The Brooklyn Arts District is located in the northeastern sector of downtown Wilmington. It is home to concert venues, art studios, restaurants, neighborhood pubs, bottle shops, and contemporary luxury housing. The district lies between the Cape Fear River and Smith Creek and is further defined by the railroad lines that many once deemed “the wrong side of the tracks.”
Prior to WWII, the area was a prosperous community of both businesses and residences, but many declined significantly in a post-war era as residents began moving out to the suburbs. Further cause for devastation was due to widespread unemployment beginning in 1958 when the Atlantic Coastline Railroad (ACL) moved its headquarters from Wilmington to Jacksonville, FL.
Although almost all of Wilmington was heavily affected by the move, this area was probably affected most. Even St. Andrews Presbyterian Church, located at 4th and Campbell St., struggled to maintain the building and eventually abandoned.
By the 1970s, plans were made and the earliest attempts to revitalize Wilmington proper were underway. The 1980s saw gradual improvements and the 1990s evidenced real progress. Still, as was the case with several other outlying downtown districts, Brooklyn Arts by this time had an unsavory reputation for crime. Attempts to overcome it were for the most part in vain.
Businesses struggled immensely to remain relevant, while turnover was rampant. Still, efforts to succeed did not cease and a new day would dawn. Today Brooklyn Arts is thriving, thanks in large part to PPD moving its headquarters less than a mile south of the district in the early 2000s. This spiked impressive interest in that sector.
Several luxury condominiums have since been outfitted in renovated industrial buildings. This includes the Modern Baking Company, the Weldon Building, and Brooklyn House on North 4th Street.
In 2011, St. Andrews Presbyterian Church was saved from demolition by a nonprofit group that turned the beautiful church into an impressive arts and irrevocably popular wedding venue. It was dubbed the Brooklyn Arts Center.
Cape Fear Community College (CFCC) also expanded along North Front and 3rd streets, with the construction of several new buildings. This includes the capstone development, the CFCC Humanities and Fine Arts Center. The venue is large enough to host major shows and traveling theater productions.
Brooklyn Arts has become a destination place for great food, drinks and entertainment. Its innovative neighborhood businesses make the area a one-of-a-kind and well sought after locale.
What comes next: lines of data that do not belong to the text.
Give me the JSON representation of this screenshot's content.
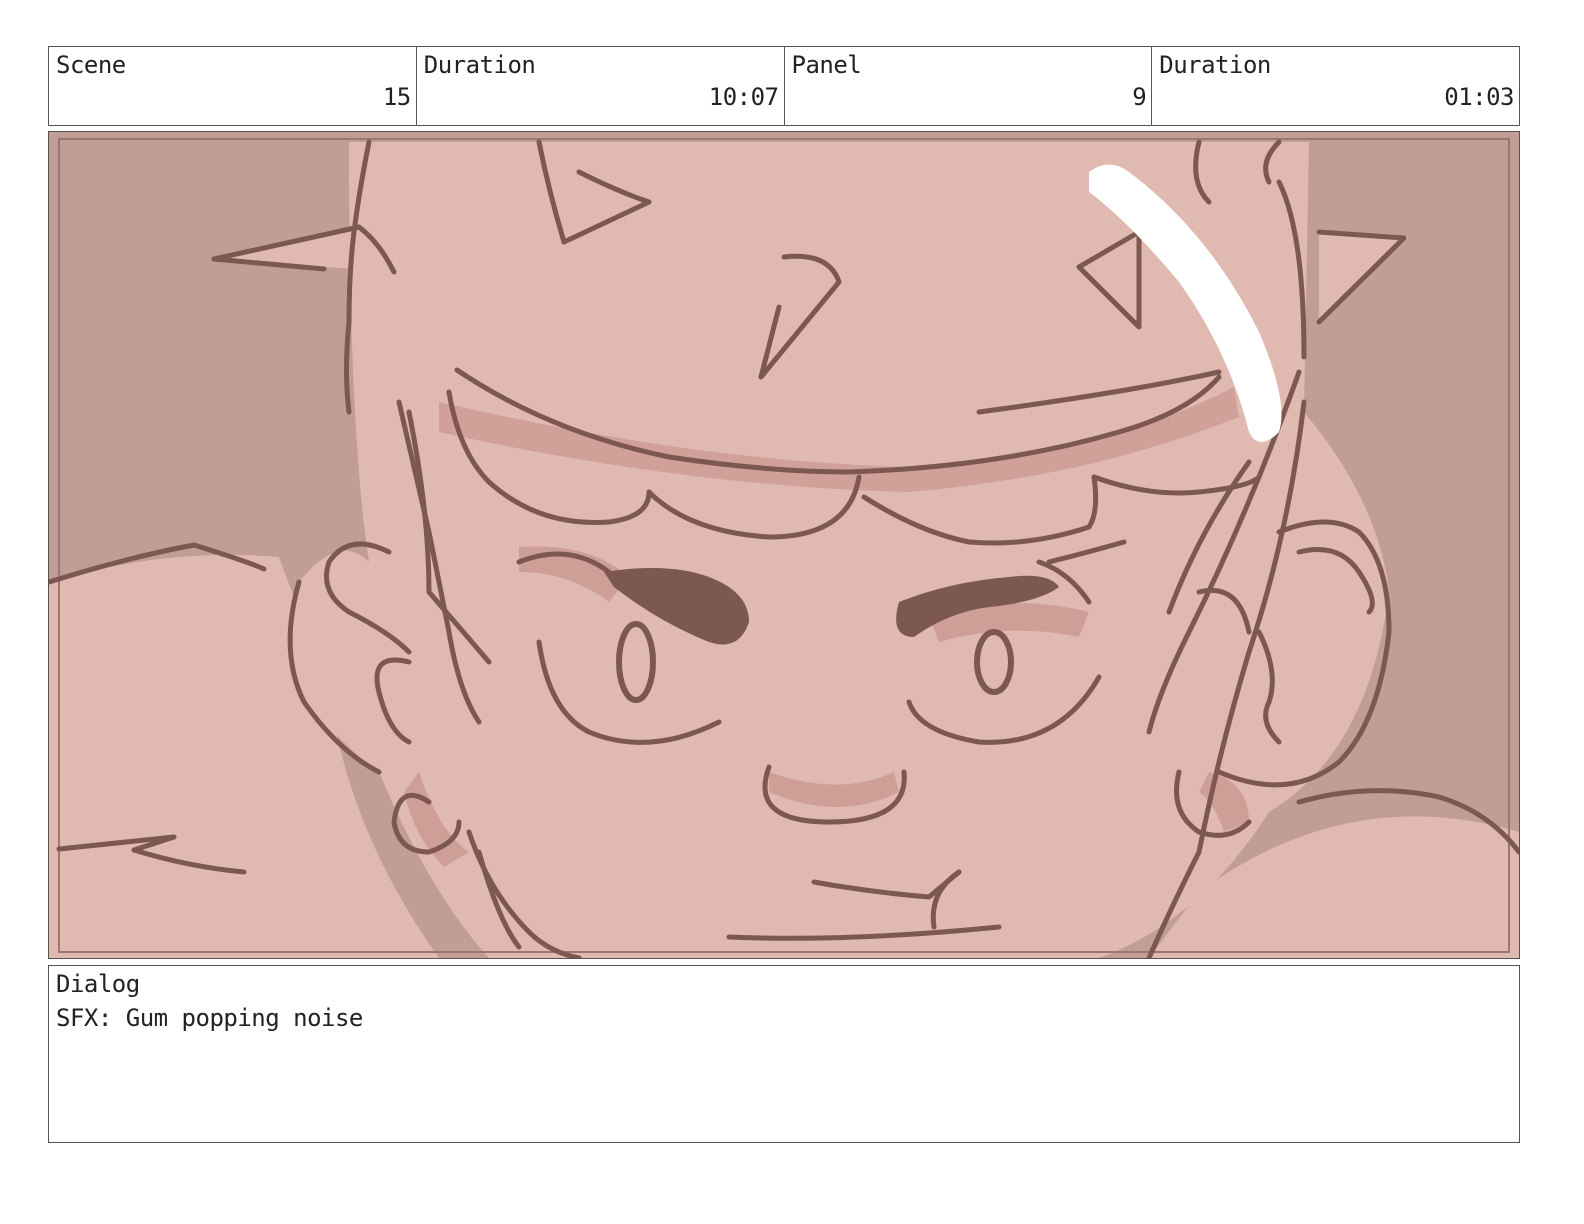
{
  "header": {
    "scene_label": "Scene",
    "scene_value": "15",
    "scene_duration_label": "Duration",
    "scene_duration_value": "10:07",
    "panel_label": "Panel",
    "panel_value": "9",
    "panel_duration_label": "Duration",
    "panel_duration_value": "01:03"
  },
  "dialog": {
    "label": "Dialog",
    "text": "SFX: Gum popping noise"
  },
  "colors": {
    "background_dark": "#c29d95",
    "skin": "#e0b9b1",
    "shadow": "#cd9f96",
    "line": "#7c5850",
    "highlight": "#ffffff"
  }
}
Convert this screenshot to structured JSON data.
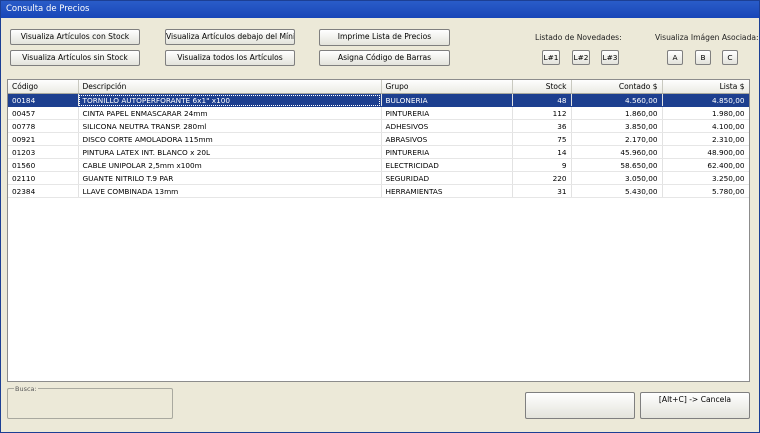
{
  "window": {
    "title": "Consulta de Precios"
  },
  "buttons": {
    "con_stock": "Visualiza Artículos con Stock",
    "sin_stock": "Visualiza Artículos sin Stock",
    "debajo_minimo": "Visualiza Artículos debajo del Mínimo",
    "todos": "Visualiza todos los Artículos",
    "imprime_lista": "Imprime Lista de Precios",
    "asigna_codigo": "Asigna Código de Barras"
  },
  "novedades": {
    "label": "Listado de Novedades:",
    "items": [
      "L#1",
      "L#2",
      "L#3"
    ]
  },
  "imagen": {
    "label": "Visualiza Imágen Asociada:",
    "items": [
      "A",
      "B",
      "C"
    ]
  },
  "table": {
    "columns": [
      "Código",
      "Descripción",
      "Grupo",
      "Stock",
      "Contado $",
      "Lista $"
    ],
    "rows": [
      [
        "00184",
        "TORNILLO AUTOPERFORANTE 6x1\" x100",
        "BULONERIA",
        "48",
        "4.560,00",
        "4.850,00"
      ],
      [
        "00457",
        "CINTA PAPEL ENMASCARAR 24mm",
        "PINTURERIA",
        "112",
        "1.860,00",
        "1.980,00"
      ],
      [
        "00778",
        "SILICONA NEUTRA TRANSP. 280ml",
        "ADHESIVOS",
        "36",
        "3.850,00",
        "4.100,00"
      ],
      [
        "00921",
        "DISCO CORTE AMOLADORA 115mm",
        "ABRASIVOS",
        "75",
        "2.170,00",
        "2.310,00"
      ],
      [
        "01203",
        "PINTURA LATEX INT. BLANCO x 20L",
        "PINTURERIA",
        "14",
        "45.960,00",
        "48.900,00"
      ],
      [
        "01560",
        "CABLE UNIPOLAR 2,5mm x100m",
        "ELECTRICIDAD",
        "9",
        "58.650,00",
        "62.400,00"
      ],
      [
        "02110",
        "GUANTE NITRILO T.9 PAR",
        "SEGURIDAD",
        "220",
        "3.050,00",
        "3.250,00"
      ],
      [
        "02384",
        "LLAVE COMBINADA 13mm",
        "HERRAMIENTAS",
        "31",
        "5.430,00",
        "5.780,00"
      ]
    ],
    "selected_row": 0
  },
  "busca": {
    "label": "Busca:",
    "value": ""
  },
  "footer": {
    "blank_button": "",
    "cancel_button": "[Alt+C] -> Cancela"
  },
  "colors": {
    "titlebar": "#1846b8",
    "selection": "#1d3f8f",
    "window_bg": "#ece9d8"
  }
}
A variety of options suit every taste, whether a sit-down dinner with sophisticated cocktails at The District ora delicious, unique take-away lunch from The Foxes Boxes.
Neighborhood favorites like The Goat & Compass bar have carved out a loyal local following over the past decade, while newer businesses such as Palate and Flytrap Brewing provide further options for nightlife and relaxation.